If you choose to become a self published author, distributing your own books via print on demand or other self-publishing service, there are some good reasons why you might choose to write under a pseudonym. Obviously writing under a pseudonym is not the path to personal notoriety and fame. For the following three reasons, though, it makes sense for many self-published authors to write under a pseudonym.
Pseudonym reason number one: freedom of expression. Writing under a pseudonym is liberating. If you can be certain that no one will figure out who you are when you write then you will feel much more free to write whatever you feel like writing. For example, as an employee in a corporation you might be very hesitant to write a book about dealing with difficult coworkers, knowing that your coworkers are likely to find out that you have written such a book; in that situation your coworkers would inevitably believe that they are the difficult coworkers you’re writing about. If you can write under a pseudonym, though, you will likely have no hesitation to write that type of book. Writing under a pseudonym also might make you feel more free to write about personal medical conditions that you have experienced and other issues that you would not want attached to your name.
Pseudonym reason number two: prevention of future embarrassment. In the Internet age everything we write, whether it is on the web or in book form, follows us for the indefinite future. Sometime in the future you will interview for a job and your employer will do a quick Google search to see if there is anything strange in your past. By writing your self published books under a pseudonym you reduce the chances that a future employer will find something that would disqualify you from working for the employer. For example, imagine that you write a book criticizing global warming as being a massive, conspiratorial scam; then, years later, you have a change of heart and become an advocate of fighting global warming. You seek a position with an organization that lobbies for anti-global-warming legilsation. In that situation you would not want the organization to discover your earlier writings. As long as you wrote them under a pseudonym, that would probably not be a problem.

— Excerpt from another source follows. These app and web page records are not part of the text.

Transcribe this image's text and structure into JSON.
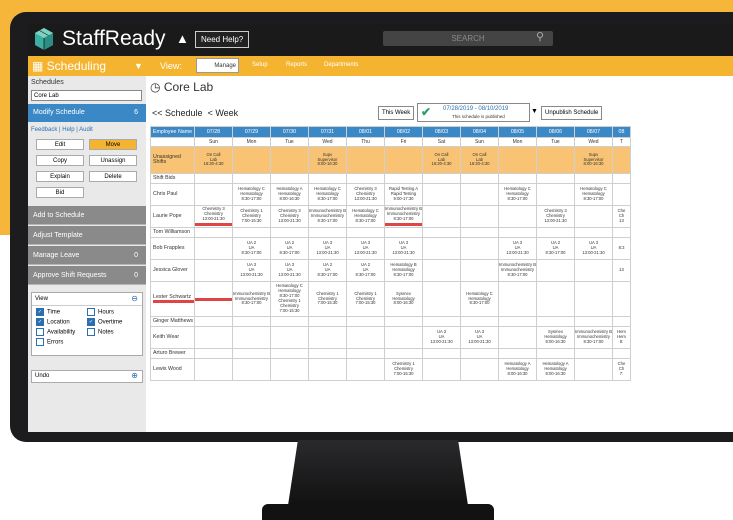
{
  "app": {
    "name": "StaffReady",
    "need_help": "Need Help?",
    "search_placeholder": "SEARCH"
  },
  "nav": {
    "scheduling": "Scheduling",
    "view_label": "View:",
    "items": [
      "Manage",
      "Setup",
      "Reports",
      "Departments"
    ]
  },
  "sidebar": {
    "schedules_label": "Schedules",
    "selected_schedule": "Core Lab",
    "modify_schedule": "Modify Schedule",
    "modify_count": "6",
    "links": [
      "Feedback",
      "Help",
      "Audit"
    ],
    "buttons": [
      "Edit",
      "Move",
      "Copy",
      "Unassign",
      "Explain",
      "Delete",
      "Bid"
    ],
    "actions": [
      {
        "label": "Add to Schedule",
        "count": ""
      },
      {
        "label": "Adjust Template",
        "count": ""
      },
      {
        "label": "Manage Leave",
        "count": "0"
      },
      {
        "label": "Approve Shift Requests",
        "count": "0"
      }
    ],
    "view_panel": {
      "title": "View",
      "options": [
        {
          "label": "Time",
          "checked": true
        },
        {
          "label": "Hours",
          "checked": false
        },
        {
          "label": "Location",
          "checked": true
        },
        {
          "label": "Overtime",
          "checked": true
        },
        {
          "label": "Availability",
          "checked": false
        },
        {
          "label": "Notes",
          "checked": false
        },
        {
          "label": "Errors",
          "checked": false
        }
      ]
    },
    "undo_label": "Undo"
  },
  "main": {
    "title": "Core Lab",
    "prev_schedule": "<< Schedule",
    "prev_week": "< Week",
    "this_week": "This Week",
    "date_range": "07/28/2019 - 08/10/2019",
    "published_note": "This schedule is published",
    "unpublish": "Unpublish Schedule"
  },
  "grid": {
    "header_label": "Employee Name",
    "dates": [
      "07/28",
      "07/29",
      "07/30",
      "07/31",
      "08/01",
      "08/02",
      "08/03",
      "08/04",
      "08/05",
      "08/06",
      "08/07",
      "08"
    ],
    "days": [
      "Sun",
      "Mon",
      "Tue",
      "Wed",
      "Thu",
      "Fri",
      "Sat",
      "Sun",
      "Mon",
      "Tue",
      "Wed",
      "T"
    ],
    "rows": [
      {
        "name": "Unassigned Shifts",
        "type": "unassigned",
        "cells": [
          [
            "On Call",
            "Lab",
            "16:30-4:30"
          ],
          [],
          [],
          [
            "Supv",
            "Supervisor",
            "8:00-16:30"
          ],
          [],
          [],
          [
            "On Call",
            "Lab",
            "16:30-4:30"
          ],
          [
            "On Call",
            "Lab",
            "16:30-4:30"
          ],
          [],
          [],
          [
            "Supv",
            "Supervisor",
            "8:00-16:30"
          ],
          []
        ]
      },
      {
        "name": "Shift Bids",
        "type": "bids",
        "cells": [
          [],
          [],
          [],
          [],
          [],
          [],
          [],
          [],
          [],
          [],
          [],
          []
        ]
      },
      {
        "name": "Chris Paul",
        "cells": [
          [],
          [
            "Hematology C",
            "Hematology",
            "8:30-17:00"
          ],
          [
            "Hematology A",
            "Hematology",
            "8:00-16:30"
          ],
          [
            "Hematology C",
            "Hematology",
            "8:30-17:00"
          ],
          [
            "Chemistry 3",
            "Chemistry",
            "13:00-21:30"
          ],
          [
            "Rapid Testing A",
            "Rapid Testing",
            "9:00-17:30"
          ],
          [],
          [],
          [
            "Hematology C",
            "Hematology",
            "8:30-17:00"
          ],
          [],
          [
            "Hematology C",
            "Hematology",
            "8:30-17:00"
          ],
          []
        ]
      },
      {
        "name": "Laurie Pope",
        "redcells": [
          0,
          5
        ],
        "cells": [
          [
            "Chemistry 3",
            "Chemistry",
            "13:00-21:30"
          ],
          [
            "Chemistry 1",
            "Chemistry",
            "7:00-15:30"
          ],
          [
            "Chemistry 3",
            "Chemistry",
            "13:00-21:30"
          ],
          [
            "Immunochemistry B",
            "Immunochemistry",
            "8:30-17:00"
          ],
          [
            "Hematology C",
            "Hematology",
            "8:30-17:00"
          ],
          [
            "Immunochemistry B",
            "Immunochemistry",
            "8:30-17:00"
          ],
          [],
          [],
          [],
          [
            "Chemistry 3",
            "Chemistry",
            "13:00-21:30"
          ],
          [],
          [
            "Che",
            "Ch",
            "13"
          ]
        ]
      },
      {
        "name": "Tom Williamson",
        "cells": [
          [],
          [],
          [],
          [],
          [],
          [],
          [],
          [],
          [],
          [],
          [],
          []
        ]
      },
      {
        "name": "Bob Frapples",
        "cells": [
          [],
          [
            "UA 2",
            "UA",
            "8:30-17:00"
          ],
          [
            "UA 2",
            "UA",
            "8:30-17:00"
          ],
          [
            "UA 3",
            "UA",
            "13:00-21:30"
          ],
          [
            "UA 3",
            "UA",
            "13:00-21:30"
          ],
          [
            "UA 3",
            "UA",
            "13:00-21:30"
          ],
          [],
          [],
          [
            "UA 3",
            "UA",
            "13:00-21:30"
          ],
          [
            "UA 2",
            "UA",
            "8:30-17:00"
          ],
          [
            "UA 3",
            "UA",
            "13:00-21:30"
          ],
          [
            "",
            "",
            "8:3"
          ]
        ]
      },
      {
        "name": "Jessica Glover",
        "cells": [
          [],
          [
            "UA 3",
            "UA",
            "13:00-21:30"
          ],
          [
            "UA 3",
            "UA",
            "13:00-21:30"
          ],
          [
            "UA 2",
            "UA",
            "8:30-17:00"
          ],
          [
            "UA 2",
            "UA",
            "8:30-17:00"
          ],
          [
            "Hematology B",
            "Hematology",
            "8:30-17:00"
          ],
          [],
          [],
          [
            "Immunochemistry B",
            "Immunochemistry",
            "8:30-17:00"
          ],
          [],
          [],
          [
            "",
            "",
            "13"
          ]
        ]
      },
      {
        "name": "Lester Schwartz",
        "type": "tall",
        "redcells": [
          0
        ],
        "cells": [
          [],
          [
            "Immunochemistry B",
            "Immunochemistry",
            "8:30-17:00"
          ],
          [
            "Hematology C",
            "Hematology",
            "8:30-17:00",
            "Chemistry 1",
            "Chemistry",
            "7:00-15:30"
          ],
          [
            "Chemistry 1",
            "Chemistry",
            "7:00-15:30"
          ],
          [
            "Chemistry 1",
            "Chemistry",
            "7:00-15:30"
          ],
          [
            "Sysmex",
            "Hematology",
            "8:00-16:30"
          ],
          [],
          [
            "Hematology C",
            "Hematology",
            "8:30-17:00"
          ],
          [],
          [],
          [],
          []
        ]
      },
      {
        "name": "Ginger Matthews",
        "cells": [
          [],
          [],
          [],
          [],
          [],
          [],
          [],
          [],
          [],
          [],
          [],
          []
        ]
      },
      {
        "name": "Keith Wear",
        "cells": [
          [],
          [],
          [],
          [],
          [],
          [],
          [
            "UA 3",
            "UA",
            "13:00-21:30"
          ],
          [
            "UA 3",
            "UA",
            "13:00-21:30"
          ],
          [],
          [
            "Sysmex",
            "Hematology",
            "8:00-16:30"
          ],
          [
            "Immunochemistry B",
            "Immunochemistry",
            "8:30-17:00"
          ],
          [
            "Hem",
            "Hem",
            "8:"
          ]
        ]
      },
      {
        "name": "Arturo Brewer",
        "cells": [
          [],
          [],
          [],
          [],
          [],
          [],
          [],
          [],
          [],
          [],
          [],
          []
        ]
      },
      {
        "name": "Lewis Wood",
        "cells": [
          [],
          [],
          [],
          [],
          [],
          [
            "Chemistry 1",
            "Chemistry",
            "7:00-15:30"
          ],
          [],
          [],
          [
            "Hematology A",
            "Hematology",
            "8:00-16:30"
          ],
          [
            "Hematology A",
            "Hematology",
            "8:00-16:30"
          ],
          [],
          [
            "Che",
            "Ch",
            "7:"
          ]
        ]
      }
    ]
  },
  "colors": {
    "accent": "#f5b430",
    "header_blue": "#3b88c6",
    "unassigned": "#f8c374",
    "alert_red": "#e04545"
  }
}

Pseudonym reason number three: branding an author name. I suspect there are very few authors who are interested in only one type of book. For example, Agatha Christie wrote dozens and dozens of mystery novels, but I bet she read her fair share of science fiction and romances, as well. She might even have been interested in writing a science fiction or romance novel, but her name was so tightly associated with mystery novels that she could not realistically have done that. Very few authors are able to succeed in multiple genres, partly because they become pigeonholed into the genre that makes them successful. If you write under a pseudonym, though, you can enter as many genres as you like. You could develop different brands by using different pseudonyms. For example, John Smith could be the name you use when you write science fiction books, while Albert Jones is the name that you use to write horror suspense novels. Using pseudonyms in this way will avoid confusion by readers when you choose to write in a new or different genre.
These are three of the top reasons why self published authors write under a pseudonym. There are undoubtedly many more. For centuries authors have chosen to write under pseudonyms and that practice is likely to continue for the indefinite future.